_Task item_. Sort through the data and copy the lines holding the word "whether".

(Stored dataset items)
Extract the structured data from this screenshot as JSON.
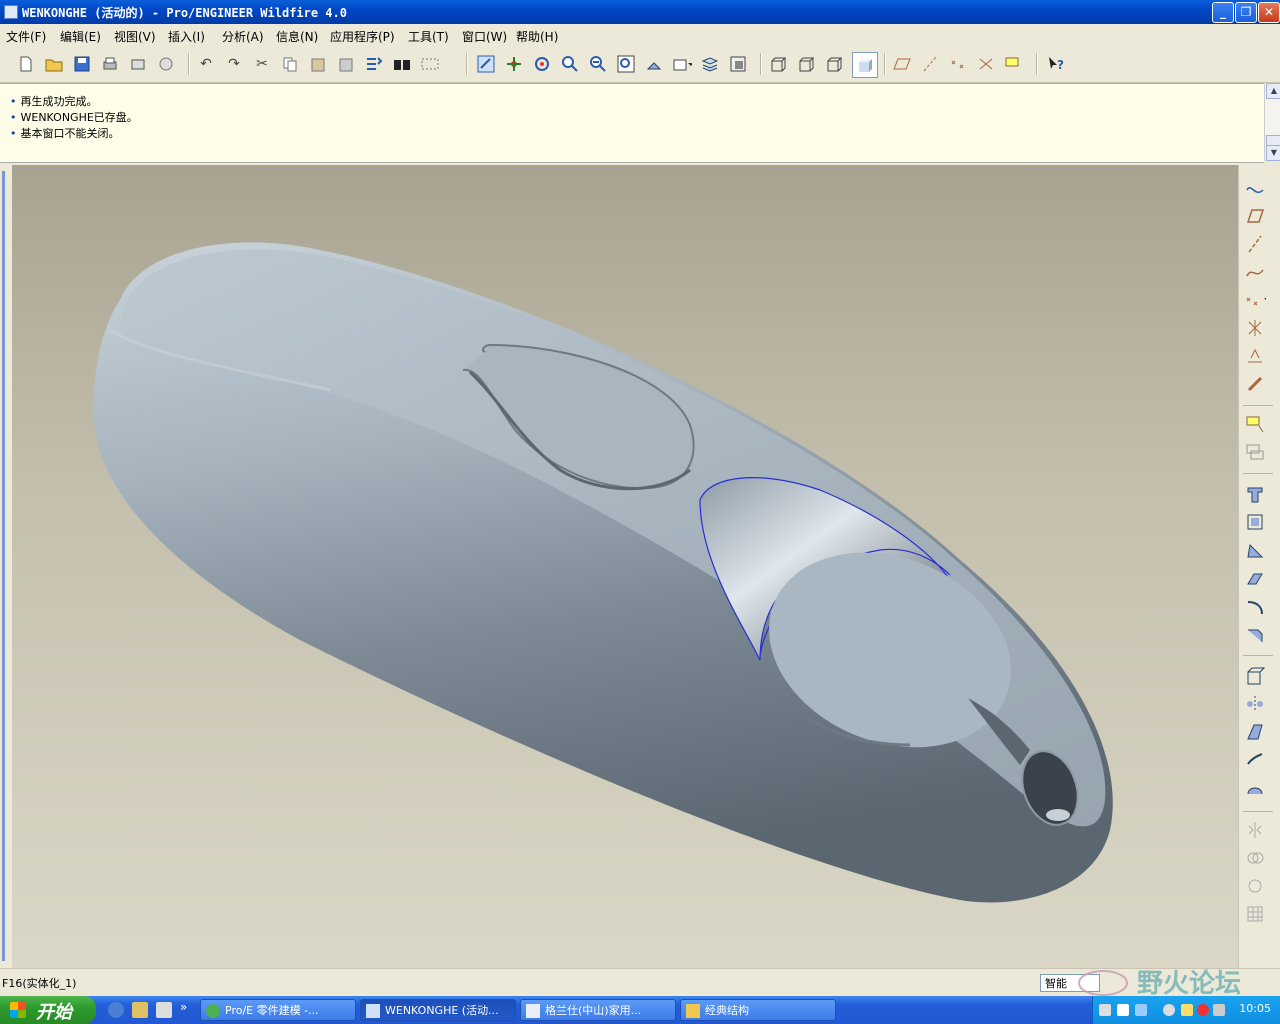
{
  "window": {
    "title": "WENKONGHE (活动的) - Pro/ENGINEER Wildfire 4.0"
  },
  "menu": [
    "文件(F)",
    "编辑(E)",
    "视图(V)",
    "插入(I)",
    "分析(A)",
    "信息(N)",
    "应用程序(P)",
    "工具(T)",
    "窗口(W)",
    "帮助(H)"
  ],
  "messages": [
    "再生成功完成。",
    "WENKONGHE已存盘。",
    "基本窗口不能关闭。"
  ],
  "status": {
    "text": "F16(实体化_1)",
    "filter": "智能"
  },
  "watermark": "野火论坛",
  "taskbar": {
    "start_label": "开始",
    "tasks": [
      "Pro/E 零件建模 -...",
      "WENKONGHE (活动...",
      "格兰仕(中山)家用...",
      "经典结构"
    ],
    "clock": "10:05"
  },
  "colors": {
    "title_blue": "#0047c8",
    "taskbar_blue": "#245ed8",
    "model_gray": "#9aa8b3"
  }
}
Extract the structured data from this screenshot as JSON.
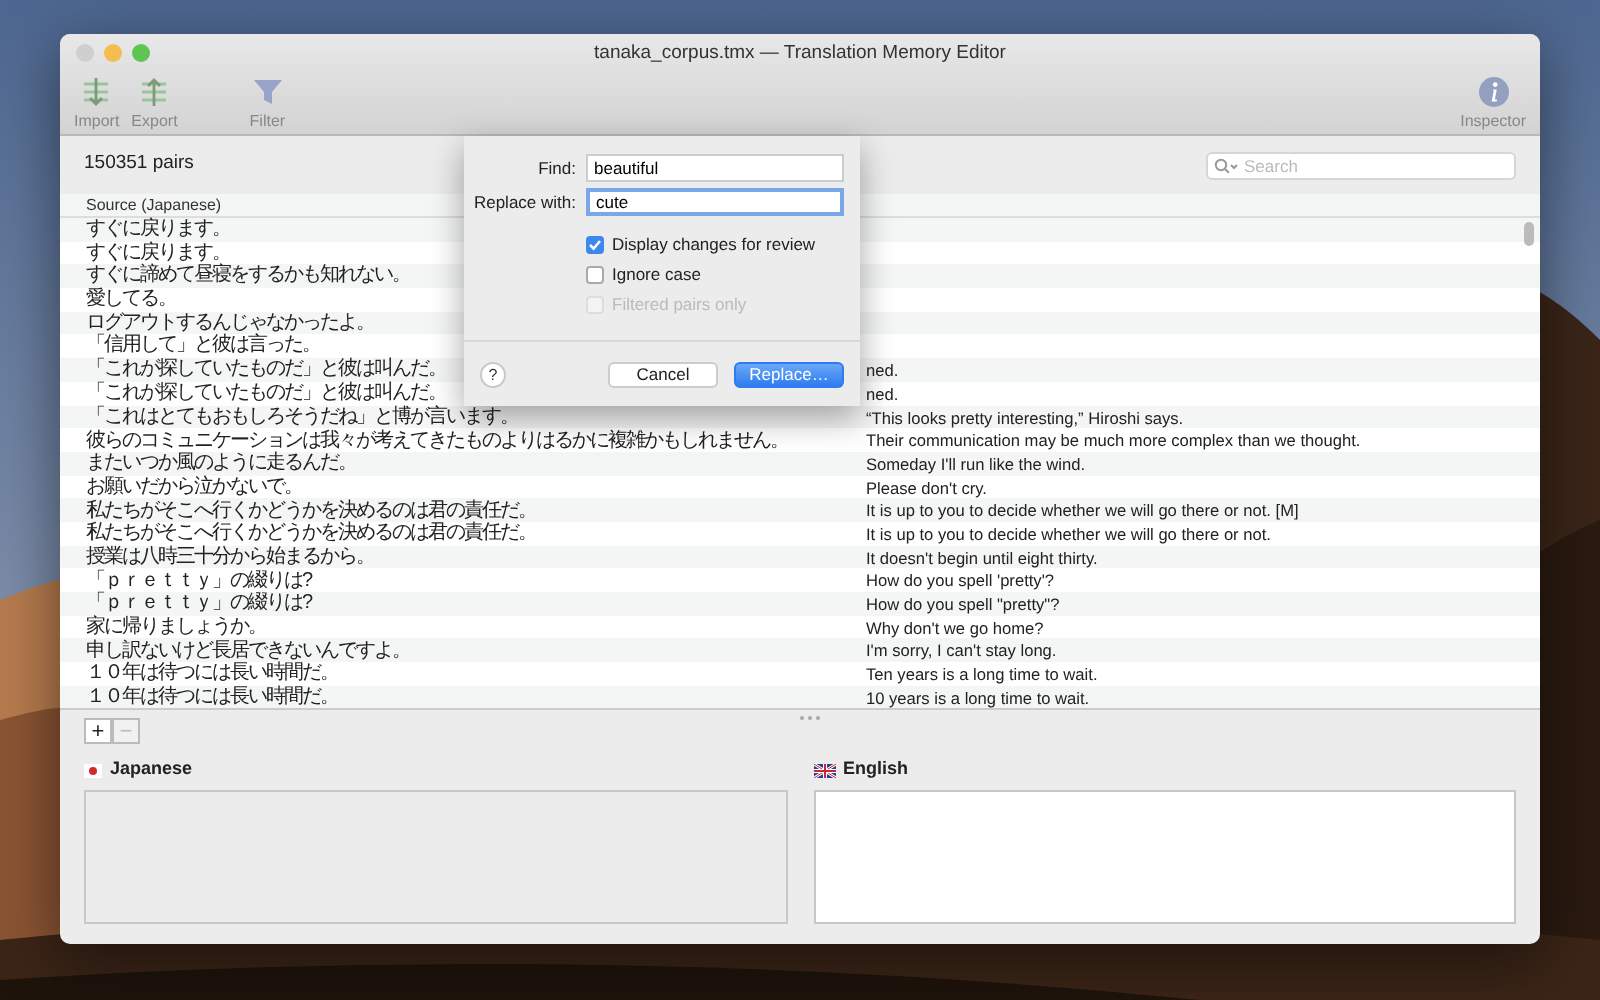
{
  "window": {
    "title": "tanaka_corpus.tmx — Translation Memory Editor"
  },
  "toolbar": [
    {
      "label": "Import",
      "kind": "import"
    },
    {
      "label": "Export",
      "kind": "export"
    },
    {
      "label": "Filter",
      "kind": "filter"
    },
    {
      "label": "Inspector",
      "kind": "info"
    }
  ],
  "pair_count": "150351 pairs",
  "search": {
    "placeholder": "Search"
  },
  "table": {
    "columns": [
      "Source (Japanese)"
    ],
    "rows": [
      {
        "source": "すぐに戻ります。"
      },
      {
        "source": "すぐに戻ります。"
      },
      {
        "source": "すぐに諦めて昼寝をするかも知れない。"
      },
      {
        "source": "愛してる。"
      },
      {
        "source": "ログアウトするんじゃなかったよ。"
      },
      {
        "source": "「信用して」と彼は言った。"
      },
      {
        "source": "「これが探していたものだ」と彼は叫んだ。",
        "target": "ned."
      },
      {
        "source": "「これが探していたものだ」と彼は叫んだ。",
        "target": "ned."
      },
      {
        "source": "「これはとてもおもしろそうだね」と博が言います。",
        "target": "“This looks pretty interesting,” Hiroshi says."
      },
      {
        "source": "彼らのコミュニケーションは我々が考えてきたものよりはるかに複雑かもしれません。",
        "target": "Their communication may be much more complex than we thought."
      },
      {
        "source": "またいつか風のように走るんだ。",
        "target": "Someday I'll run like the wind."
      },
      {
        "source": "お願いだから泣かないで。",
        "target": "Please don't cry."
      },
      {
        "source": "私たちがそこへ行くかどうかを決めるのは君の責任だ。",
        "target": "It is up to you to decide whether we will go there or not. [M]"
      },
      {
        "source": "私たちがそこへ行くかどうかを決めるのは君の責任だ。",
        "target": "It is up to you to decide whether we will go there or not."
      },
      {
        "source": "授業は八時三十分から始まるから。",
        "target": "It doesn't begin until eight thirty."
      },
      {
        "source": "「ｐｒｅｔｔｙ」の綴りは?",
        "target": "How do you spell 'pretty'?"
      },
      {
        "source": "「ｐｒｅｔｔｙ」の綴りは?",
        "target": "How do you spell \"pretty\"?"
      },
      {
        "source": "家に帰りましょうか。",
        "target": "Why don't we go home?"
      },
      {
        "source": "申し訳ないけど長居できないんですよ。",
        "target": "I'm sorry, I can't stay long."
      },
      {
        "source": "１０年は待つには長い時間だ。",
        "target": "Ten years is a long time to wait."
      },
      {
        "source": "１０年は待つには長い時間だ。",
        "target": "10 years is a long time to wait."
      }
    ]
  },
  "editor": {
    "buttons": [
      {
        "label": "+",
        "disabled": false
      },
      {
        "label": "−",
        "disabled": true
      }
    ],
    "panes": [
      {
        "language": "Japanese",
        "kind": "jp",
        "disabled": true
      },
      {
        "language": "English",
        "kind": "gb",
        "disabled": false
      }
    ]
  },
  "dialog": {
    "fields": [
      {
        "label": "Find:",
        "value": "beautiful",
        "focused": false
      },
      {
        "label": "Replace with:",
        "value": "cute",
        "focused": true
      }
    ],
    "options": [
      {
        "label": "Display changes for review",
        "checked": true,
        "disabled": false
      },
      {
        "label": "Ignore case",
        "checked": false,
        "disabled": false
      },
      {
        "label": "Filtered pairs only",
        "checked": false,
        "disabled": true
      }
    ],
    "help": "?",
    "buttons": [
      {
        "label": "Cancel",
        "default": false
      },
      {
        "label": "Replace…",
        "default": true
      }
    ]
  }
}
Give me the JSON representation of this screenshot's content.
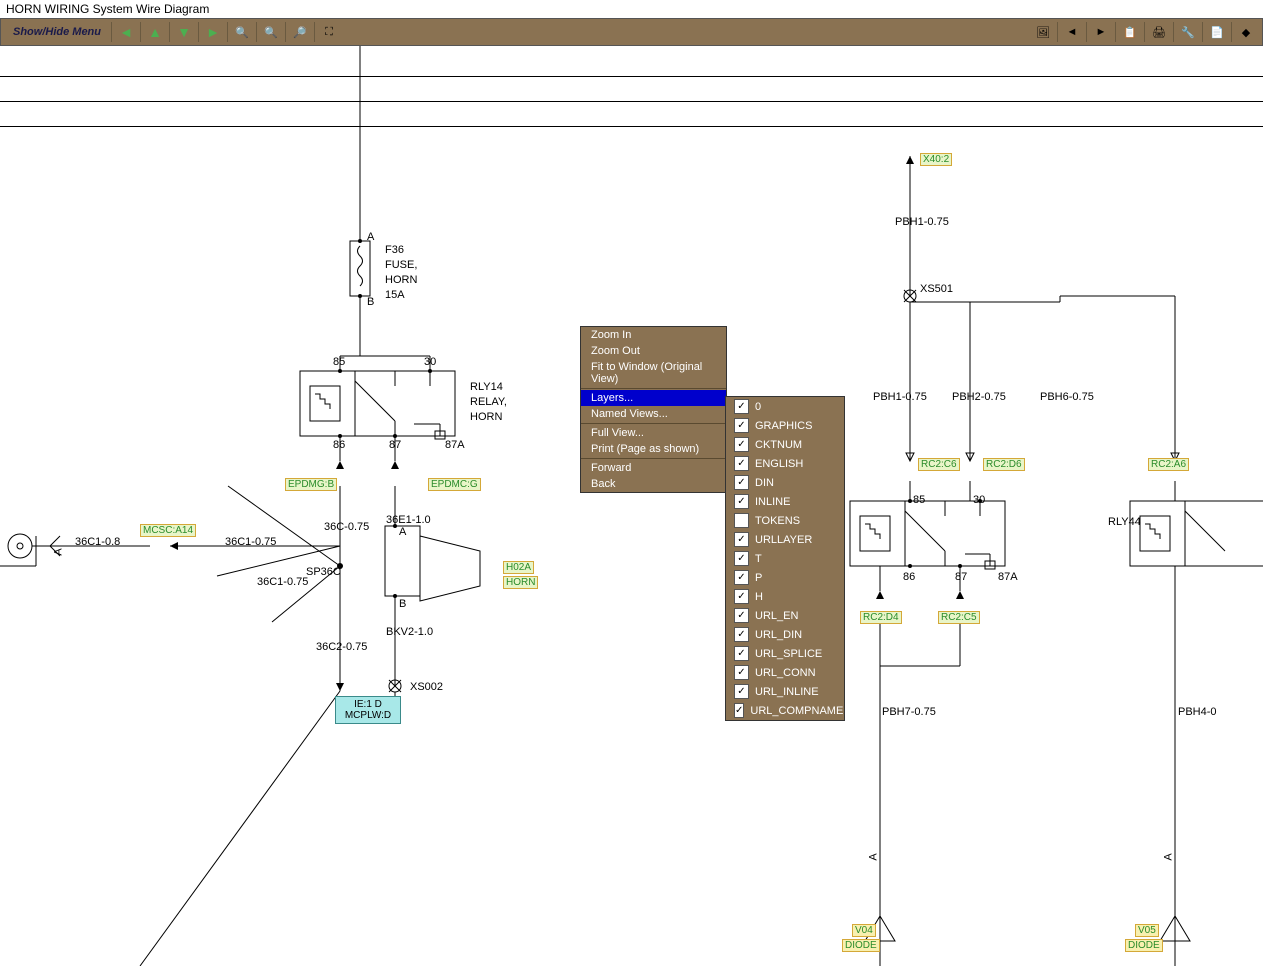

_Solution to this task_.
        "target": "It is up to you to decide whether we will go there or not. [M]"
        "target": "It is up to you to decide whether we will go there or not."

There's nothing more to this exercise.